The heartfelt film ‘Sailcloth’ created and directed by Elfar Adalsteins is already award winning by taking the ‘Grand Jury Prize’ at the Rhode Island Film Festival to a standing ovation. It has also been selected as a 2012 Academy Short Film Award candidate.
Sailcloth shares the poignant story of an elderly widower (John Hurt) as he sets in motion a series of events to hide his disappearance from a nursing home. After gathering necessities he heads to the local pier where a beloved companion awaits him – ready for their last great journey.
This wonderful film is eligible for consideration in the upcoming 84th Academy Awards.
“Hurt’s silent performance is a masterclass in wistful determination and gently shifting expression, while Karl Oskarsson’s imagery and Richard Cottle’s score perfectly complement the delicacy and poignancy of Adalsteins’s direction. A little gem.” – David Parkinson, Empire Magazine

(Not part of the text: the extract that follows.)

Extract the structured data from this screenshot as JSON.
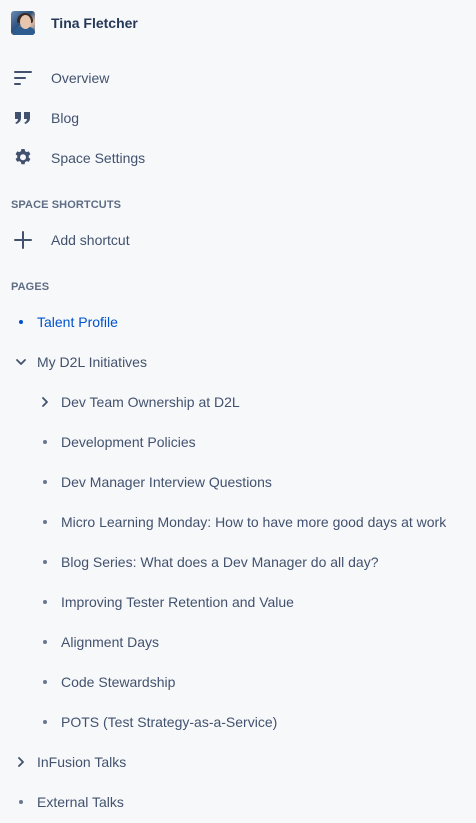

“Beautifully shot and with a star performance from John Hurt, Elfar Adalsteins’ short film Sailcloth could be sailing its way to the Oscars”. – Sarah Cooper, Screen Daily
“Sailcloth: John Hurt’s silent sea adventure.” – Tim Masters, BBC News
“For a film that has no words, it surely says a lot. Dialogue has been replaced with expressive acting and sounds, a testimony to the director (Elfar Adalsteins), the actor (John Hurt) and the composer (Richard Cottle). A must see short film that has genuinely struck at the heart.” – Darren Cheers, Huffington Post
“Sailcloth is a wonderfully tight little movie that unlike most short films actually moves. Warm, poignant and ultimately uplifting, Sailcloth may just prove to be the little film that could this awards season.” – David Watson, Filmjuice
“Sailcloth is a ’tissues-at-the-ready’ inspirational tale. Hurt’s performance is most remarkable. The film’s emotional pull is such that it’s already made the long list of nominees for the shorts category at next year’s Academy Awards. Expect it to have made the short list before the year is out.” – Timothy E Raw, DVD Outsider
“Adalsteins’ direction is assured and commands a steady, deft grip on a beautifully melodic film, he has managed to give us an understated but defiant encapsulation of the triumph of the human spirit, all in the space of just 20 short minutes.” – Jean Lynch, Up-Close Film